Chelsea Clinton drew a laugh when she said her mother wants to make the world a better place for the next generation of women—including the grandchildren she hopes to have, soon.
The Human Rights Award, presented by fashion designer Diane von Furstenberg, went to Rosana Schaack, the founder of a group in Liberia that works to rehabilitate thousands of former girl soldiers. The group, called Touching Humanity in Need of Kindness, recently expanded to help survivors of rape and women displaced by the country’s long-running civil war, which ended in 2003.
Middle East and North Africa, Human Right
Global Leadership Awards
Shatha Al-Harazi is a social media activist and a political and human rights journalist. During the Arab Spring, Shatha reported from the front lines for a number of international news sources. Pointed and fearless in her critiques, she was invited, along with other Yemeni activists, for a face-to-face meeting with President Saleh in February 2011. “I told him he should resign,” she says. Afterward, she received death threats.
It’s no surprise that Shatha has become an intrepid reporter. As a university student, after publishing an article about professors sexually harassing students, she was forced to change her major from journalism to public relations. Still, in 2009, she graduated as the top student with honors. A teacher in the Faculty of Mass Communication at the University of Sana’a, she is recognized in Yemen — and throughout the region — as a bold advocate for the truth.
Vital Voices website
فازت الصحفية شذى الحرازي بجائزة القيادات النسائية العالمية في الولايات المتحدة الأمريكية لدورها في مناصرة حقوق الإنسان في اليمن ومشاركتها في العمل الصحفي بشكل كبير خاصة خلال المرحلة الأخيرة التي شهدت فيها اليمن انتهاكات لحقوق الإنسان وأعمال عنف، وتم اختيارها ضمن تسع نساء من مختلف دول العالم بينهن خمس نساء عربيات.
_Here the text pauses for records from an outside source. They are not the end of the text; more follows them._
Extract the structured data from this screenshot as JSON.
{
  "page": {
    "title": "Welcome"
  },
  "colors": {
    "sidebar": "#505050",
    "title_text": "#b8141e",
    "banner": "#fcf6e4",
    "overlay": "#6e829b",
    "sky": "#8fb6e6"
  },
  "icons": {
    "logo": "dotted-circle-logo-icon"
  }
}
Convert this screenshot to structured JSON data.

ومنحت مؤسسة أصوات أساسية في أمريكا شذى الحرازي من اليمن الجائزة لدورها في إعداد التقارير الصحفية حول حقوق الإنسان في صحف يمنية محلية نالت اهتمام كبير وكان لها تأثير على وسائل الإعلام الاجتماعية.
وتعد الصحفية شذى الحرازي من أنشط الصحفيات اليمنيات المهتمات بمجال حقوق الإنسان ومشاركتها في المشاريع الشبابية والعمل المدني.
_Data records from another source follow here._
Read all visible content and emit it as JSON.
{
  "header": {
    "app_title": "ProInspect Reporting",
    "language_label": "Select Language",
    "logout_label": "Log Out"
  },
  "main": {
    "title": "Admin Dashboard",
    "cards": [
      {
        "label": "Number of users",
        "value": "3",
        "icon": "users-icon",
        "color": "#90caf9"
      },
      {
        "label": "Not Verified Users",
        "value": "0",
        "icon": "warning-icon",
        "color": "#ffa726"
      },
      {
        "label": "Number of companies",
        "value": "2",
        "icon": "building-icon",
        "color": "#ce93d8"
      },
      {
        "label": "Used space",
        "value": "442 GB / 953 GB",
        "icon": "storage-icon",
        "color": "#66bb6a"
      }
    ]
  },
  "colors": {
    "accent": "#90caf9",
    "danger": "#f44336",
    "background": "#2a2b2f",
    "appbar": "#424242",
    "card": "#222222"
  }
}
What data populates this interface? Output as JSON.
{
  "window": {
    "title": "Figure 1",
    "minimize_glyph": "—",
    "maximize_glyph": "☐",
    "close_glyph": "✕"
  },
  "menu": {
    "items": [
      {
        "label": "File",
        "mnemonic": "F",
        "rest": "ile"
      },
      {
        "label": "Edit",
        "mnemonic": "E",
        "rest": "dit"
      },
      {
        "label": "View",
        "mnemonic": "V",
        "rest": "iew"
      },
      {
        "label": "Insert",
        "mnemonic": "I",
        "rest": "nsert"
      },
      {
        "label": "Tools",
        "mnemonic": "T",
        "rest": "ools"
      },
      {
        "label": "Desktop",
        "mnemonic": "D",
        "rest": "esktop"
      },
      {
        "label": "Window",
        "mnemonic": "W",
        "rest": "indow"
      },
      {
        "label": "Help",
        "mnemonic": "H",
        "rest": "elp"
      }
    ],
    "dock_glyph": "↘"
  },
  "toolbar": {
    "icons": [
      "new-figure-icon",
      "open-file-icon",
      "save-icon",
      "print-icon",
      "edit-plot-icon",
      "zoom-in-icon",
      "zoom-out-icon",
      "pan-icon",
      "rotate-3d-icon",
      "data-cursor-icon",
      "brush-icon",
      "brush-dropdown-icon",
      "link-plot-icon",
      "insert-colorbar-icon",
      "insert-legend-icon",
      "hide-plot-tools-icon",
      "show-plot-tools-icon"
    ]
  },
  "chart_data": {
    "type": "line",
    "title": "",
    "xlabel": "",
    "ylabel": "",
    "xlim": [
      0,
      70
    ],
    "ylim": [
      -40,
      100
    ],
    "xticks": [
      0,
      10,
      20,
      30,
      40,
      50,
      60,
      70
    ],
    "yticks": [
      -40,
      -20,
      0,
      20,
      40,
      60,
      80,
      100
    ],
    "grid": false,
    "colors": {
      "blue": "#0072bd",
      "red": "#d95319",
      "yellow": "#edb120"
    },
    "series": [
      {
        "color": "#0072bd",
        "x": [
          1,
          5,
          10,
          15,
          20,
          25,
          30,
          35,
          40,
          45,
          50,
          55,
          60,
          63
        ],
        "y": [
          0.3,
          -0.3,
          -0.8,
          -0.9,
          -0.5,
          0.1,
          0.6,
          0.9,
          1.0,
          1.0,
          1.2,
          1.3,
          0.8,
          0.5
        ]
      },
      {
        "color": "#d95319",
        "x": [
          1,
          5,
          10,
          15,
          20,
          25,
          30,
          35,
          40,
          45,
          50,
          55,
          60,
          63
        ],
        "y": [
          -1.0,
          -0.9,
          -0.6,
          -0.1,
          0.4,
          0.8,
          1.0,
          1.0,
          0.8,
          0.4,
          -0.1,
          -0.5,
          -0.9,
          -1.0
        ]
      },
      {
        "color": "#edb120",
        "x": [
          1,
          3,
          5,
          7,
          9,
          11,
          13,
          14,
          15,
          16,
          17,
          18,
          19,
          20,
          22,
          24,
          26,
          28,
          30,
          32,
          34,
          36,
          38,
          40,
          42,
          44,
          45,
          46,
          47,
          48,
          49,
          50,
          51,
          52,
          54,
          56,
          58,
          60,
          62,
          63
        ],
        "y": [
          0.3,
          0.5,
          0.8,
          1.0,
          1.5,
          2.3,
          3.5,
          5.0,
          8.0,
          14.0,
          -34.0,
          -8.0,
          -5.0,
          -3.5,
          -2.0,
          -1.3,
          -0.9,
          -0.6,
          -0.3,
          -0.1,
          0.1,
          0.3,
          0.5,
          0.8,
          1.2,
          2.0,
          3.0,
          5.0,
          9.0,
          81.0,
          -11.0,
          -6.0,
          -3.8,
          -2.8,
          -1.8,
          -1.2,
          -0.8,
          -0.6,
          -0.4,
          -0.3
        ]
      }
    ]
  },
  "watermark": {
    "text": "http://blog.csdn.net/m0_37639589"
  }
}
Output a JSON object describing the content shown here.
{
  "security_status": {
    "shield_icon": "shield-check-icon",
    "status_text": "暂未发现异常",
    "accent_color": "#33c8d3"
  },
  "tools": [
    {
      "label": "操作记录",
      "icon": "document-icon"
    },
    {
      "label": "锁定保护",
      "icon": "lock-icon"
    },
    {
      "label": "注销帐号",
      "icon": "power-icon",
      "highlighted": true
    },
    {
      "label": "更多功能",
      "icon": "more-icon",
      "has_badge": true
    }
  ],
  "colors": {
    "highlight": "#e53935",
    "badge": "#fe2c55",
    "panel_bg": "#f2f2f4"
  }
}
وتمنح الجائزة كل عام منذ اطلقت في عام 2002، للاعتراف بدور النساء اجتماعيا وسياسيا واقتصاديا وفي النشاط الحقوقي و المدني
Adventurer, Blogger, Coach and Social Entrepreneur
- Share the Why: One of the key take away from my trip was how those we see as great leaders inspire everyone to take action through focusing on sharing the why for the cause they are supporting. A book I read during my trip to Washington DC, “Start with Why” uses Martin Luther King’s speech. Reverend King never said “I have a plan” in his speech. He said “I have a dream” and those words gave hope to people.
- Start with yourself: Young Tunisian blogger, Amire Yahyaoui shed light to make changes, you have to start with changing yourself. To begin to lead others, you must start doing things and others will follow. The old saying “Do as I say and not as I do” aren’t the words of a true leader.
- Never be afraid of the truth: While most people would find it to be gutsy, or stupid, Yemeni journalist, Shatha Al-Harazi, is one who speaks her mind, speaks the truth as she sees it. It was an inspiration to me when recounted her visit with the President of Yemen and told him that for the greater good of the country, he should leave the office. Many people, young and old alike, are afraid to speak up. Shatha is a wonman of inspiration with her boldness.
- Engage with people: Recognize that you can’t create sustainable change alone. You must reach out to the people and the community around you. To make changes, your must first understand the needs of those people in the community. Being a change maker is a lot about listening rather than just speaking.
After reading my blog and what I have learned and shared with you, I offer you more inspiration. Hear the stories of these women tell how they were able to accomplish what they did: